**Problem statement**
Give the count of lines below that include the word "icon", and say nothing else.

**Materials provided**
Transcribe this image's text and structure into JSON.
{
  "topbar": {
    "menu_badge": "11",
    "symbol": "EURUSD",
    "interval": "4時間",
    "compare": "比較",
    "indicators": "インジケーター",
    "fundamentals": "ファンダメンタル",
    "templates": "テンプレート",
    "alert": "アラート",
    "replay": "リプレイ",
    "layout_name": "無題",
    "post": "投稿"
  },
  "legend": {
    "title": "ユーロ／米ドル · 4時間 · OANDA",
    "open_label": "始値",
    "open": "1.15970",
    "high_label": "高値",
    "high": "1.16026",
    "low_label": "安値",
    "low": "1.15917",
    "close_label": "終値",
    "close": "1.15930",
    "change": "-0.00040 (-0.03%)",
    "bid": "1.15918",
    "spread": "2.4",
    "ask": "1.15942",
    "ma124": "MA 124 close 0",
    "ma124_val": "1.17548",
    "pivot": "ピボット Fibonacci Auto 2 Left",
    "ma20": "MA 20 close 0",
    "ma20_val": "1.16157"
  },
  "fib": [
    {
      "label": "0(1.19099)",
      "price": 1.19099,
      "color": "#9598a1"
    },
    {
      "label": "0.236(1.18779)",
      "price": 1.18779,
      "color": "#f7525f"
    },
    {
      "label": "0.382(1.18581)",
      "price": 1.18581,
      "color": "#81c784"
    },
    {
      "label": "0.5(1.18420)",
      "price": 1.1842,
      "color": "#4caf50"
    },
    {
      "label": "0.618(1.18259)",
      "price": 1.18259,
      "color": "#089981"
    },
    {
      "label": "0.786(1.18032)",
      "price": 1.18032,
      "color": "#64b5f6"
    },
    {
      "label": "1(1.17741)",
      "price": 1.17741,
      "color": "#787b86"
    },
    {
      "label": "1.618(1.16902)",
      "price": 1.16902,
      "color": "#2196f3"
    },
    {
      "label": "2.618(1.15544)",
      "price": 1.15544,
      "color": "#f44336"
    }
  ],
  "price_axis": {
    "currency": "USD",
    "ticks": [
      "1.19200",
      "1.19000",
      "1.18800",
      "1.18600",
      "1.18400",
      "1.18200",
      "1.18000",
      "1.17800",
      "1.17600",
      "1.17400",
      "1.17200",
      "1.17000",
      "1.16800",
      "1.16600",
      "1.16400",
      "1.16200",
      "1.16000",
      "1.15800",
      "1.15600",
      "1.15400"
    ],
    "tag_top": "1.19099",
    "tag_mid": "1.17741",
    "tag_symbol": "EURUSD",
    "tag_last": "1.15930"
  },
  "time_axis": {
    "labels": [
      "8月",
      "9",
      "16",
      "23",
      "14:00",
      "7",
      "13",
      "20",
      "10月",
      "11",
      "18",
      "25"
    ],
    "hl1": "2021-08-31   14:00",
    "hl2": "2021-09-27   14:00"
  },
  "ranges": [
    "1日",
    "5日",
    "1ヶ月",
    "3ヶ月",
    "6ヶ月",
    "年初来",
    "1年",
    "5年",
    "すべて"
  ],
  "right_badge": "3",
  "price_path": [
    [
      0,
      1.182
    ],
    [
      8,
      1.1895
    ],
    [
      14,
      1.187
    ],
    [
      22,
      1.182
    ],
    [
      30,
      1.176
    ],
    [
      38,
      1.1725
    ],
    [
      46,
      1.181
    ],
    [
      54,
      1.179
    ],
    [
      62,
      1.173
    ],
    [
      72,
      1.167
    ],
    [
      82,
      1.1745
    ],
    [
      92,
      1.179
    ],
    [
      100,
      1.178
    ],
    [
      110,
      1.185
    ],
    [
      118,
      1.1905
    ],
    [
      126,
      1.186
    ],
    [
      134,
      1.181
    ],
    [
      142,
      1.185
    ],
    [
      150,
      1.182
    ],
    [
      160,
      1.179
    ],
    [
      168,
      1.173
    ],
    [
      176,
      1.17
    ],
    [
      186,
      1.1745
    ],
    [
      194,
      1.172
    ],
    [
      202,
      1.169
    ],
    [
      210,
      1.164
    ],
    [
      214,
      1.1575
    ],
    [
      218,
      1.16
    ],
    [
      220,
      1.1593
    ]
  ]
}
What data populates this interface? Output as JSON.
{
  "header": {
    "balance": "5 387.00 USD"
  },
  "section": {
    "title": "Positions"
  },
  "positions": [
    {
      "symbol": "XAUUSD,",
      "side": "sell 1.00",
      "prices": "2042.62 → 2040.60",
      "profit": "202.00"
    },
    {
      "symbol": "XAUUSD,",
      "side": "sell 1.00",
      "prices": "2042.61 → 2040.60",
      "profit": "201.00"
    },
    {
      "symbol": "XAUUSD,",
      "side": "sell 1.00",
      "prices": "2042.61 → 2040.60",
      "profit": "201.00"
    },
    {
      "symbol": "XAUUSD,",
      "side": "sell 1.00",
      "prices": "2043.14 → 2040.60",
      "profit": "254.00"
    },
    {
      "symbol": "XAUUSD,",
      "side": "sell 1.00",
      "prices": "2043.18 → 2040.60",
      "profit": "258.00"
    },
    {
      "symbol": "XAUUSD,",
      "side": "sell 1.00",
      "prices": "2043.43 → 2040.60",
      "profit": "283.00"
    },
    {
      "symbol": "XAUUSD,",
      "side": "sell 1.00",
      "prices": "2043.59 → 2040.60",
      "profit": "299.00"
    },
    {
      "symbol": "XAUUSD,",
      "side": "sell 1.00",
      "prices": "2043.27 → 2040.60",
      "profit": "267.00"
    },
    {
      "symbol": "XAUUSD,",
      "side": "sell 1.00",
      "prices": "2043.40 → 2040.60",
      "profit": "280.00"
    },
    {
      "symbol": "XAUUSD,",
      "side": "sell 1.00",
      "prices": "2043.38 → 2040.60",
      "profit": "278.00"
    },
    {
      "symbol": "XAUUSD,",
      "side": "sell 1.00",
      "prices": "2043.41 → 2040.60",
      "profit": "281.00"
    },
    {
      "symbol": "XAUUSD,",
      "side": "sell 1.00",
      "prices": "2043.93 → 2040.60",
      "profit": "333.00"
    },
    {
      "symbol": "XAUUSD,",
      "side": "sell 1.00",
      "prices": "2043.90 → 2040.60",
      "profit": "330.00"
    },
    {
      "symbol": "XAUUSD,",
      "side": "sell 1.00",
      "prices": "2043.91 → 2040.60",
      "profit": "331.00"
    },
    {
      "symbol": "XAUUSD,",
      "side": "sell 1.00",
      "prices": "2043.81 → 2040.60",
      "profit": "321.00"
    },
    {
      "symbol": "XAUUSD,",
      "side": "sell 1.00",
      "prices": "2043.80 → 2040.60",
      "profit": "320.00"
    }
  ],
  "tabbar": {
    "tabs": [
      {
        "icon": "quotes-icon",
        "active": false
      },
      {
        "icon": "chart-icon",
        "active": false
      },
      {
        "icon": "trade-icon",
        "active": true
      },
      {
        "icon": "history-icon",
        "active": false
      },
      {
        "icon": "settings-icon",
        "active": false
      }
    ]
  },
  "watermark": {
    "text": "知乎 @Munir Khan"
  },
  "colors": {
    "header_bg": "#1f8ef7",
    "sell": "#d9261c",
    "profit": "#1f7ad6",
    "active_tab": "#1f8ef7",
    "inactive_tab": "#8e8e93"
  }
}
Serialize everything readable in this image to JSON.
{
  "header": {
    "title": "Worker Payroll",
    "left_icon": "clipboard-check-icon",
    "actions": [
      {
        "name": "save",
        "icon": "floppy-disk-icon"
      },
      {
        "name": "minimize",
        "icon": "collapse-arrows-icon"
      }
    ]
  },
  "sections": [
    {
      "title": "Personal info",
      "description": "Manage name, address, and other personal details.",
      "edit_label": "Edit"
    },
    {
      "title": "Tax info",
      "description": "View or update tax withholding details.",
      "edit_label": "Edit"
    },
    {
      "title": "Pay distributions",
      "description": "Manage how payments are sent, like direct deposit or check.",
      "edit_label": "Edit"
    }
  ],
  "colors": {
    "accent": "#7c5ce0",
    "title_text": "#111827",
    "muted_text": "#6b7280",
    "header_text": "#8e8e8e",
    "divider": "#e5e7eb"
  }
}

**Output of the exercise**
8